↓

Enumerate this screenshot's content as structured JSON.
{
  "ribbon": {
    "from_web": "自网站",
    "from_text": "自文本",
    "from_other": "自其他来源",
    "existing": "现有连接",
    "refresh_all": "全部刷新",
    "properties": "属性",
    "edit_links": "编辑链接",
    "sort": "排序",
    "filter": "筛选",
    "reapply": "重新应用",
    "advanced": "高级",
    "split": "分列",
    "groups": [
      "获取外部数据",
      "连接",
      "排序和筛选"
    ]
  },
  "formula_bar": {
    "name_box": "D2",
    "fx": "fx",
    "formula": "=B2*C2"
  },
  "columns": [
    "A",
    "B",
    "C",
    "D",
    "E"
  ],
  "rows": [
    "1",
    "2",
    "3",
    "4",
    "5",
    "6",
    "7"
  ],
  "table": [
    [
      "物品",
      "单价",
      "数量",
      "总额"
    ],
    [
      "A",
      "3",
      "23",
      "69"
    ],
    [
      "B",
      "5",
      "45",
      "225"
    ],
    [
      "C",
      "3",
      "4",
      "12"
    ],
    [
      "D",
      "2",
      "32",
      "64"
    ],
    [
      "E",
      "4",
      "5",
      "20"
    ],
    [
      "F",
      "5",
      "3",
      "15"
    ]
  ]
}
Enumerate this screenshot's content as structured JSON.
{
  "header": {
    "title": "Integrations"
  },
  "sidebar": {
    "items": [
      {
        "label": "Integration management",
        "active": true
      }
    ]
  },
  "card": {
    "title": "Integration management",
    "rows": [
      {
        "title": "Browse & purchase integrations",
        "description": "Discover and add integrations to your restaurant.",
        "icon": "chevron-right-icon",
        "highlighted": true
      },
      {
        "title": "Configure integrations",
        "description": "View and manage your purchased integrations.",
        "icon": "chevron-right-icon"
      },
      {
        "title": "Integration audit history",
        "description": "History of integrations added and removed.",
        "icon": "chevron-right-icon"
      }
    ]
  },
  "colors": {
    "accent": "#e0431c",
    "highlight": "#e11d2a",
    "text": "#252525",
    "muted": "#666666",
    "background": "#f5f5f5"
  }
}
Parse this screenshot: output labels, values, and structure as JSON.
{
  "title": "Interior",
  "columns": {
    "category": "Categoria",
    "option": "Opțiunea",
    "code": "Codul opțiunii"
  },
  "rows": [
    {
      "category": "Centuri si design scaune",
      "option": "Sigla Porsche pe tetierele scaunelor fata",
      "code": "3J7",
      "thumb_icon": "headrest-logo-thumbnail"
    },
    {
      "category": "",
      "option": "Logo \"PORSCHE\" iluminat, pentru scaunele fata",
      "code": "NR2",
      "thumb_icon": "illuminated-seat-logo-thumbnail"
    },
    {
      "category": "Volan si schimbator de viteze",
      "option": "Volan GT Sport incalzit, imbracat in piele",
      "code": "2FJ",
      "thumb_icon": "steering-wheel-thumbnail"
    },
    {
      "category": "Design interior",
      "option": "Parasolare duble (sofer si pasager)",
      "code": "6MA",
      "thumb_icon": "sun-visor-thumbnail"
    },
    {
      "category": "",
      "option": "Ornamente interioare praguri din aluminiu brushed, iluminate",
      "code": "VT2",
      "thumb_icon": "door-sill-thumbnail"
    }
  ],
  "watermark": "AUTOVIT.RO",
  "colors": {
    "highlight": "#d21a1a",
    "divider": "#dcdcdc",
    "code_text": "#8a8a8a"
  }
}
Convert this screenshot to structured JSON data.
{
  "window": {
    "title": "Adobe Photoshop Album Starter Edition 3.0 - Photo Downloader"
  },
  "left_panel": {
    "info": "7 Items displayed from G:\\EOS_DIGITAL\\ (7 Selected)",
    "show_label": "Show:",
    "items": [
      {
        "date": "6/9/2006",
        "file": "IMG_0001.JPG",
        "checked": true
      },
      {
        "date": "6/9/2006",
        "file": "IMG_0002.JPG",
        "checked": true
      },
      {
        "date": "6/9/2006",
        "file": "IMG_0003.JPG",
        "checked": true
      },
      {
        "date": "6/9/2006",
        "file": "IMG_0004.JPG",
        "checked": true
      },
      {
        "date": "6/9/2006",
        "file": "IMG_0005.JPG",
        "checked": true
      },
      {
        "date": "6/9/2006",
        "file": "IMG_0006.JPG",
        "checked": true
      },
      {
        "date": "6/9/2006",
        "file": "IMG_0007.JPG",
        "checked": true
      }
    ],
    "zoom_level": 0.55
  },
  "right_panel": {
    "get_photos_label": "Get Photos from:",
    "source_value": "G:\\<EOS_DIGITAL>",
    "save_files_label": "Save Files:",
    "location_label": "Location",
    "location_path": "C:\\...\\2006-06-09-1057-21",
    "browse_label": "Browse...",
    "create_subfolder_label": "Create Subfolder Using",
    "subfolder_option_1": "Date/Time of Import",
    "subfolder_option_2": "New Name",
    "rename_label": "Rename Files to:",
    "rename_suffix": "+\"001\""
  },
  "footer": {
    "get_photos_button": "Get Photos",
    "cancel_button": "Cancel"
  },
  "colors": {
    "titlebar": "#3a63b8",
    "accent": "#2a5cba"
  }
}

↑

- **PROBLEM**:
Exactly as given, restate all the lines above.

- **OUTPUT FOR THIS EXERCISE**:
Enumerate this screenshot's content as structured JSON.
{
  "ribbon": {
    "from_web": "自网站",
    "from_text": "自文本",
    "from_other": "自其他来源",
    "existing": "现有连接",
    "refresh_all": "全部刷新",
    "properties": "属性",
    "edit_links": "编辑链接",
    "sort": "排序",
    "filter": "筛选",
    "reapply": "重新应用",
    "advanced": "高级",
    "split": "分列",
    "groups": [
      "获取外部数据",
      "连接",
      "排序和筛选"
    ]
  },
  "formula_bar": {
    "name_box": "D2",
    "fx": "fx",
    "formula": "=B2*C2"
  },
  "columns": [
    "A",
    "B",
    "C",
    "D",
    "E"
  ],
  "rows": [
    "1",
    "2",
    "3",
    "4",
    "5",
    "6",
    "7"
  ],
  "table": [
    [
      "物品",
      "单价",
      "数量",
      "总额"
    ],
    [
      "A",
      "3",
      "23",
      "69"
    ],
    [
      "B",
      "5",
      "45",
      "225"
    ],
    [
      "C",
      "3",
      "4",
      "12"
    ],
    [
      "D",
      "2",
      "32",
      "64"
    ],
    [
      "E",
      "4",
      "5",
      "20"
    ],
    [
      "F",
      "5",
      "3",
      "15"
    ]
  ]
}
Enumerate this screenshot's content as structured JSON.
{
  "header": {
    "title": "Integrations"
  },
  "sidebar": {
    "items": [
      {
        "label": "Integration management",
        "active": true
      }
    ]
  },
  "card": {
    "title": "Integration management",
    "rows": [
      {
        "title": "Browse & purchase integrations",
        "description": "Discover and add integrations to your restaurant.",
        "icon": "chevron-right-icon",
        "highlighted": true
      },
      {
        "title": "Configure integrations",
        "description": "View and manage your purchased integrations.",
        "icon": "chevron-right-icon"
      },
      {
        "title": "Integration audit history",
        "description": "History of integrations added and removed.",
        "icon": "chevron-right-icon"
      }
    ]
  },
  "colors": {
    "accent": "#e0431c",
    "highlight": "#e11d2a",
    "text": "#252525",
    "muted": "#666666",
    "background": "#f5f5f5"
  }
}
Parse this screenshot: output labels, values, and structure as JSON.
{
  "title": "Interior",
  "columns": {
    "category": "Categoria",
    "option": "Opțiunea",
    "code": "Codul opțiunii"
  },
  "rows": [
    {
      "category": "Centuri si design scaune",
      "option": "Sigla Porsche pe tetierele scaunelor fata",
      "code": "3J7",
      "thumb_icon": "headrest-logo-thumbnail"
    },
    {
      "category": "",
      "option": "Logo \"PORSCHE\" iluminat, pentru scaunele fata",
      "code": "NR2",
      "thumb_icon": "illuminated-seat-logo-thumbnail"
    },
    {
      "category": "Volan si schimbator de viteze",
      "option": "Volan GT Sport incalzit, imbracat in piele",
      "code": "2FJ",
      "thumb_icon": "steering-wheel-thumbnail"
    },
    {
      "category": "Design interior",
      "option": "Parasolare duble (sofer si pasager)",
      "code": "6MA",
      "thumb_icon": "sun-visor-thumbnail"
    },
    {
      "category": "",
      "option": "Ornamente interioare praguri din aluminiu brushed, iluminate",
      "code": "VT2",
      "thumb_icon": "door-sill-thumbnail"
    }
  ],
  "watermark": "AUTOVIT.RO",
  "colors": {
    "highlight": "#d21a1a",
    "divider": "#dcdcdc",
    "code_text": "#8a8a8a"
  }
}
Convert this screenshot to structured JSON data.
{
  "window": {
    "title": "Adobe Photoshop Album Starter Edition 3.0 - Photo Downloader"
  },
  "left_panel": {
    "info": "7 Items displayed from G:\\EOS_DIGITAL\\ (7 Selected)",
    "show_label": "Show:",
    "items": [
      {
        "date": "6/9/2006",
        "file": "IMG_0001.JPG",
        "checked": true
      },
      {
        "date": "6/9/2006",
        "file": "IMG_0002.JPG",
        "checked": true
      },
      {
        "date": "6/9/2006",
        "file": "IMG_0003.JPG",
        "checked": true
      },
      {
        "date": "6/9/2006",
        "file": "IMG_0004.JPG",
        "checked": true
      },
      {
        "date": "6/9/2006",
        "file": "IMG_0005.JPG",
        "checked": true
      },
      {
        "date": "6/9/2006",
        "file": "IMG_0006.JPG",
        "checked": true
      },
      {
        "date": "6/9/2006",
        "file": "IMG_0007.JPG",
        "checked": true
      }
    ],
    "zoom_level": 0.55
  },
  "right_panel": {
    "get_photos_label": "Get Photos from:",
    "source_value": "G:\\<EOS_DIGITAL>",
    "save_files_label": "Save Files:",
    "location_label": "Location",
    "location_path": "C:\\...\\2006-06-09-1057-21",
    "browse_label": "Browse...",
    "create_subfolder_label": "Create Subfolder Using",
    "subfolder_option_1": "Date/Time of Import",
    "subfolder_option_2": "New Name",
    "rename_label": "Rename Files to:",
    "rename_suffix": "+\"001\""
  },
  "footer": {
    "get_photos_button": "Get Photos",
    "cancel_button": "Cancel"
  },
  "colors": {
    "titlebar": "#3a63b8",
    "accent": "#2a5cba"
  }
}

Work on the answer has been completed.